Element data from apps and pages >>
= = =

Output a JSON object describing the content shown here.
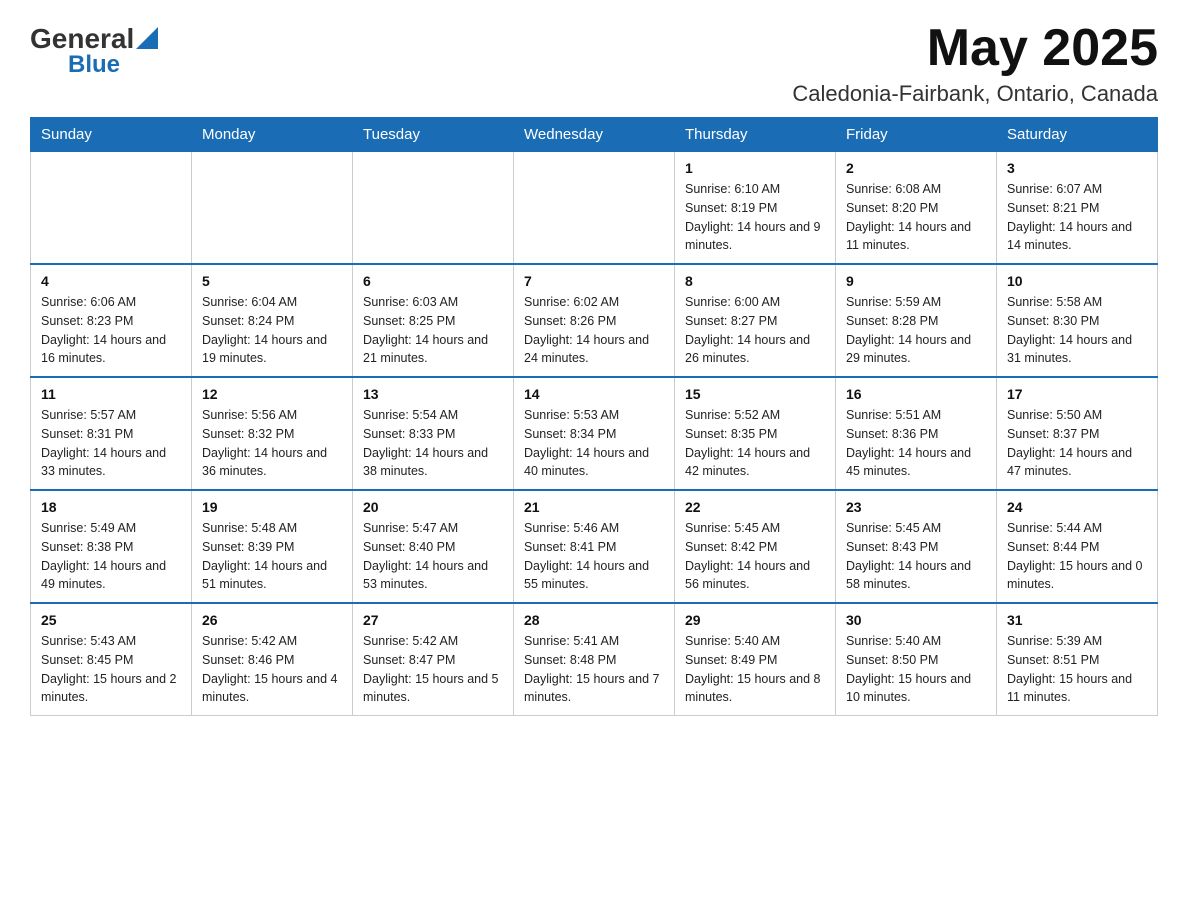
{
  "header": {
    "logo_general": "General",
    "logo_blue": "Blue",
    "month": "May 2025",
    "location": "Caledonia-Fairbank, Ontario, Canada"
  },
  "weekdays": [
    "Sunday",
    "Monday",
    "Tuesday",
    "Wednesday",
    "Thursday",
    "Friday",
    "Saturday"
  ],
  "weeks": [
    [
      {
        "day": "",
        "info": ""
      },
      {
        "day": "",
        "info": ""
      },
      {
        "day": "",
        "info": ""
      },
      {
        "day": "",
        "info": ""
      },
      {
        "day": "1",
        "info": "Sunrise: 6:10 AM\nSunset: 8:19 PM\nDaylight: 14 hours and 9 minutes."
      },
      {
        "day": "2",
        "info": "Sunrise: 6:08 AM\nSunset: 8:20 PM\nDaylight: 14 hours and 11 minutes."
      },
      {
        "day": "3",
        "info": "Sunrise: 6:07 AM\nSunset: 8:21 PM\nDaylight: 14 hours and 14 minutes."
      }
    ],
    [
      {
        "day": "4",
        "info": "Sunrise: 6:06 AM\nSunset: 8:23 PM\nDaylight: 14 hours and 16 minutes."
      },
      {
        "day": "5",
        "info": "Sunrise: 6:04 AM\nSunset: 8:24 PM\nDaylight: 14 hours and 19 minutes."
      },
      {
        "day": "6",
        "info": "Sunrise: 6:03 AM\nSunset: 8:25 PM\nDaylight: 14 hours and 21 minutes."
      },
      {
        "day": "7",
        "info": "Sunrise: 6:02 AM\nSunset: 8:26 PM\nDaylight: 14 hours and 24 minutes."
      },
      {
        "day": "8",
        "info": "Sunrise: 6:00 AM\nSunset: 8:27 PM\nDaylight: 14 hours and 26 minutes."
      },
      {
        "day": "9",
        "info": "Sunrise: 5:59 AM\nSunset: 8:28 PM\nDaylight: 14 hours and 29 minutes."
      },
      {
        "day": "10",
        "info": "Sunrise: 5:58 AM\nSunset: 8:30 PM\nDaylight: 14 hours and 31 minutes."
      }
    ],
    [
      {
        "day": "11",
        "info": "Sunrise: 5:57 AM\nSunset: 8:31 PM\nDaylight: 14 hours and 33 minutes."
      },
      {
        "day": "12",
        "info": "Sunrise: 5:56 AM\nSunset: 8:32 PM\nDaylight: 14 hours and 36 minutes."
      },
      {
        "day": "13",
        "info": "Sunrise: 5:54 AM\nSunset: 8:33 PM\nDaylight: 14 hours and 38 minutes."
      },
      {
        "day": "14",
        "info": "Sunrise: 5:53 AM\nSunset: 8:34 PM\nDaylight: 14 hours and 40 minutes."
      },
      {
        "day": "15",
        "info": "Sunrise: 5:52 AM\nSunset: 8:35 PM\nDaylight: 14 hours and 42 minutes."
      },
      {
        "day": "16",
        "info": "Sunrise: 5:51 AM\nSunset: 8:36 PM\nDaylight: 14 hours and 45 minutes."
      },
      {
        "day": "17",
        "info": "Sunrise: 5:50 AM\nSunset: 8:37 PM\nDaylight: 14 hours and 47 minutes."
      }
    ],
    [
      {
        "day": "18",
        "info": "Sunrise: 5:49 AM\nSunset: 8:38 PM\nDaylight: 14 hours and 49 minutes."
      },
      {
        "day": "19",
        "info": "Sunrise: 5:48 AM\nSunset: 8:39 PM\nDaylight: 14 hours and 51 minutes."
      },
      {
        "day": "20",
        "info": "Sunrise: 5:47 AM\nSunset: 8:40 PM\nDaylight: 14 hours and 53 minutes."
      },
      {
        "day": "21",
        "info": "Sunrise: 5:46 AM\nSunset: 8:41 PM\nDaylight: 14 hours and 55 minutes."
      },
      {
        "day": "22",
        "info": "Sunrise: 5:45 AM\nSunset: 8:42 PM\nDaylight: 14 hours and 56 minutes."
      },
      {
        "day": "23",
        "info": "Sunrise: 5:45 AM\nSunset: 8:43 PM\nDaylight: 14 hours and 58 minutes."
      },
      {
        "day": "24",
        "info": "Sunrise: 5:44 AM\nSunset: 8:44 PM\nDaylight: 15 hours and 0 minutes."
      }
    ],
    [
      {
        "day": "25",
        "info": "Sunrise: 5:43 AM\nSunset: 8:45 PM\nDaylight: 15 hours and 2 minutes."
      },
      {
        "day": "26",
        "info": "Sunrise: 5:42 AM\nSunset: 8:46 PM\nDaylight: 15 hours and 4 minutes."
      },
      {
        "day": "27",
        "info": "Sunrise: 5:42 AM\nSunset: 8:47 PM\nDaylight: 15 hours and 5 minutes."
      },
      {
        "day": "28",
        "info": "Sunrise: 5:41 AM\nSunset: 8:48 PM\nDaylight: 15 hours and 7 minutes."
      },
      {
        "day": "29",
        "info": "Sunrise: 5:40 AM\nSunset: 8:49 PM\nDaylight: 15 hours and 8 minutes."
      },
      {
        "day": "30",
        "info": "Sunrise: 5:40 AM\nSunset: 8:50 PM\nDaylight: 15 hours and 10 minutes."
      },
      {
        "day": "31",
        "info": "Sunrise: 5:39 AM\nSunset: 8:51 PM\nDaylight: 15 hours and 11 minutes."
      }
    ]
  ]
}
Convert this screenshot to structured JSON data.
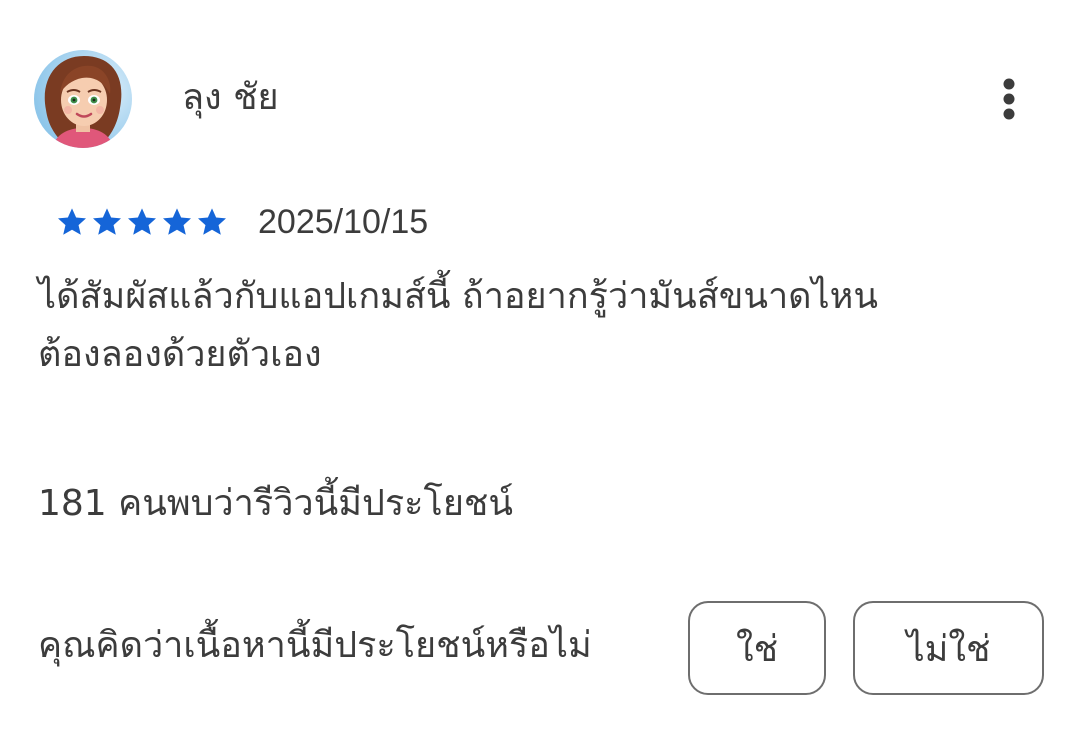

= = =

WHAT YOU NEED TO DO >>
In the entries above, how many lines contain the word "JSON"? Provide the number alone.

RESULT FOR THIS EXERCISE >>
2